>>>

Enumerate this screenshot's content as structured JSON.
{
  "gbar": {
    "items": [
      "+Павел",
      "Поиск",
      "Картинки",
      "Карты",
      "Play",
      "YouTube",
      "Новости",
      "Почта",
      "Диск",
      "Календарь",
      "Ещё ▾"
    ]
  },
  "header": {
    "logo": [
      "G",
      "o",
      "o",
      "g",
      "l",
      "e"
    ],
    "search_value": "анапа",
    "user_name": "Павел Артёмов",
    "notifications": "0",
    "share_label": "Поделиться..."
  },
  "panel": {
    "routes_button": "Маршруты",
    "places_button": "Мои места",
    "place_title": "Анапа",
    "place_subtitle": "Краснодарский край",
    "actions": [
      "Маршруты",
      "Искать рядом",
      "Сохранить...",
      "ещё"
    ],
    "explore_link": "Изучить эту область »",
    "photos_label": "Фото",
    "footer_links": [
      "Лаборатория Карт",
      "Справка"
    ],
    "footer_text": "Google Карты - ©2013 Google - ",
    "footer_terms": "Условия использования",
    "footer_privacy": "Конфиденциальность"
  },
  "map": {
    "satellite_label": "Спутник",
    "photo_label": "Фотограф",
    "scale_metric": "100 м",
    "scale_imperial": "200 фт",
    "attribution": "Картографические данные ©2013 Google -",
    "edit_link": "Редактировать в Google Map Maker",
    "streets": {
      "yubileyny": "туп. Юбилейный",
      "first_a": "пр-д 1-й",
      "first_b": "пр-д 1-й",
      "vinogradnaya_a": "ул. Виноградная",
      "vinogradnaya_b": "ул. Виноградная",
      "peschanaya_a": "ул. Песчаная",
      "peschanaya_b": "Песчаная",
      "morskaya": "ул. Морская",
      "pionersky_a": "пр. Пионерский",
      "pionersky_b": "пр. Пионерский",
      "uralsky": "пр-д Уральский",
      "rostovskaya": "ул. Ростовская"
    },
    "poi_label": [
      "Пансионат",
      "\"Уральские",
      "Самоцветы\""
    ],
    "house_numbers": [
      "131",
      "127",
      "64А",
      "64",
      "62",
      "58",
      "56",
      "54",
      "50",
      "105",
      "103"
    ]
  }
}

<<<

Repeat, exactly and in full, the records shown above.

Enumerate this screenshot's content as structured JSON.
{
  "gbar": {
    "items": [
      "+Павел",
      "Поиск",
      "Картинки",
      "Карты",
      "Play",
      "YouTube",
      "Новости",
      "Почта",
      "Диск",
      "Календарь",
      "Ещё ▾"
    ]
  },
  "header": {
    "logo": [
      "G",
      "o",
      "o",
      "g",
      "l",
      "e"
    ],
    "search_value": "анапа",
    "user_name": "Павел Артёмов",
    "notifications": "0",
    "share_label": "Поделиться..."
  },
  "panel": {
    "routes_button": "Маршруты",
    "places_button": "Мои места",
    "place_title": "Анапа",
    "place_subtitle": "Краснодарский край",
    "actions": [
      "Маршруты",
      "Искать рядом",
      "Сохранить...",
      "ещё"
    ],
    "explore_link": "Изучить эту область »",
    "photos_label": "Фото",
    "footer_links": [
      "Лаборатория Карт",
      "Справка"
    ],
    "footer_text": "Google Карты - ©2013 Google - ",
    "footer_terms": "Условия использования",
    "footer_privacy": "Конфиденциальность"
  },
  "map": {
    "satellite_label": "Спутник",
    "photo_label": "Фотограф",
    "scale_metric": "100 м",
    "scale_imperial": "200 фт",
    "attribution": "Картографические данные ©2013 Google -",
    "edit_link": "Редактировать в Google Map Maker",
    "streets": {
      "yubileyny": "туп. Юбилейный",
      "first_a": "пр-д 1-й",
      "first_b": "пр-д 1-й",
      "vinogradnaya_a": "ул. Виноградная",
      "vinogradnaya_b": "ул. Виноградная",
      "peschanaya_a": "ул. Песчаная",
      "peschanaya_b": "Песчаная",
      "morskaya": "ул. Морская",
      "pionersky_a": "пр. Пионерский",
      "pionersky_b": "пр. Пионерский",
      "uralsky": "пр-д Уральский",
      "rostovskaya": "ул. Ростовская"
    },
    "poi_label": [
      "Пансионат",
      "\"Уральские",
      "Самоцветы\""
    ],
    "house_numbers": [
      "131",
      "127",
      "64А",
      "64",
      "62",
      "58",
      "56",
      "54",
      "50",
      "105",
      "103"
    ]
  }
}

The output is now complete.